[Data about app and page elements]
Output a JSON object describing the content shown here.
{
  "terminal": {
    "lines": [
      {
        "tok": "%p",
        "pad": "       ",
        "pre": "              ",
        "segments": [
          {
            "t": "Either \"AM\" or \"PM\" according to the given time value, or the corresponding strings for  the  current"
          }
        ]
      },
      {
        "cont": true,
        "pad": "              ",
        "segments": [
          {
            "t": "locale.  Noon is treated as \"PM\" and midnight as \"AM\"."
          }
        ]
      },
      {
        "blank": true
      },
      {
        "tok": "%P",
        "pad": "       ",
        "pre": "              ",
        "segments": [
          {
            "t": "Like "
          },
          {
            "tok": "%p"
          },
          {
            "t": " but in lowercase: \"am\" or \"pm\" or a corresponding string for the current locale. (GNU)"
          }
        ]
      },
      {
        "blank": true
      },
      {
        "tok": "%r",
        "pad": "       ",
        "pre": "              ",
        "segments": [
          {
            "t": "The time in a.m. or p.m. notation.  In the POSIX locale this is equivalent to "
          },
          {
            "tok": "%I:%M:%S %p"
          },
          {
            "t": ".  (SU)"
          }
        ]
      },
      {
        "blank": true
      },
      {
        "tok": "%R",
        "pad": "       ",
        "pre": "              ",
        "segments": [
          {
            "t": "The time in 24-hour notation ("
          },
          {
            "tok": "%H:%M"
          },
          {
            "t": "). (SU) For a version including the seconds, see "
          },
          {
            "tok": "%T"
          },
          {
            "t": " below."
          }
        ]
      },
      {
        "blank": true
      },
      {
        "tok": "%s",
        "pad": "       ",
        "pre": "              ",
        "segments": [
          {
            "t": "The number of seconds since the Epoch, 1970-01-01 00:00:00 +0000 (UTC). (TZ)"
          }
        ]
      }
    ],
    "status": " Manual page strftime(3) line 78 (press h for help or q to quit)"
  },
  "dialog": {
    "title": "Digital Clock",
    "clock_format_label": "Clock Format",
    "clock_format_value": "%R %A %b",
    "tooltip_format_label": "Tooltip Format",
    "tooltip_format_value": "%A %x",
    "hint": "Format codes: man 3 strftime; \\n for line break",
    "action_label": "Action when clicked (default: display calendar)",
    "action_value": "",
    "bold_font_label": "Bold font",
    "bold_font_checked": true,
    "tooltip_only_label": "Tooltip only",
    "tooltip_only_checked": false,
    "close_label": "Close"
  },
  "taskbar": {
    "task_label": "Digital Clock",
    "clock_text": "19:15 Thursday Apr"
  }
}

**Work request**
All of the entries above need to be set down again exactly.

**The completed task**
Output a JSON object describing the content shown here.
{
  "terminal": {
    "lines": [
      {
        "tok": "%p",
        "pad": "       ",
        "pre": "              ",
        "segments": [
          {
            "t": "Either \"AM\" or \"PM\" according to the given time value, or the corresponding strings for  the  current"
          }
        ]
      },
      {
        "cont": true,
        "pad": "              ",
        "segments": [
          {
            "t": "locale.  Noon is treated as \"PM\" and midnight as \"AM\"."
          }
        ]
      },
      {
        "blank": true
      },
      {
        "tok": "%P",
        "pad": "       ",
        "pre": "              ",
        "segments": [
          {
            "t": "Like "
          },
          {
            "tok": "%p"
          },
          {
            "t": " but in lowercase: \"am\" or \"pm\" or a corresponding string for the current locale. (GNU)"
          }
        ]
      },
      {
        "blank": true
      },
      {
        "tok": "%r",
        "pad": "       ",
        "pre": "              ",
        "segments": [
          {
            "t": "The time in a.m. or p.m. notation.  In the POSIX locale this is equivalent to "
          },
          {
            "tok": "%I:%M:%S %p"
          },
          {
            "t": ".  (SU)"
          }
        ]
      },
      {
        "blank": true
      },
      {
        "tok": "%R",
        "pad": "       ",
        "pre": "              ",
        "segments": [
          {
            "t": "The time in 24-hour notation ("
          },
          {
            "tok": "%H:%M"
          },
          {
            "t": "). (SU) For a version including the seconds, see "
          },
          {
            "tok": "%T"
          },
          {
            "t": " below."
          }
        ]
      },
      {
        "blank": true
      },
      {
        "tok": "%s",
        "pad": "       ",
        "pre": "              ",
        "segments": [
          {
            "t": "The number of seconds since the Epoch, 1970-01-01 00:00:00 +0000 (UTC). (TZ)"
          }
        ]
      }
    ],
    "status": " Manual page strftime(3) line 78 (press h for help or q to quit)"
  },
  "dialog": {
    "title": "Digital Clock",
    "clock_format_label": "Clock Format",
    "clock_format_value": "%R %A %b",
    "tooltip_format_label": "Tooltip Format",
    "tooltip_format_value": "%A %x",
    "hint": "Format codes: man 3 strftime; \\n for line break",
    "action_label": "Action when clicked (default: display calendar)",
    "action_value": "",
    "bold_font_label": "Bold font",
    "bold_font_checked": true,
    "tooltip_only_label": "Tooltip only",
    "tooltip_only_checked": false,
    "close_label": "Close"
  },
  "taskbar": {
    "task_label": "Digital Clock",
    "clock_text": "19:15 Thursday Apr"
  }
}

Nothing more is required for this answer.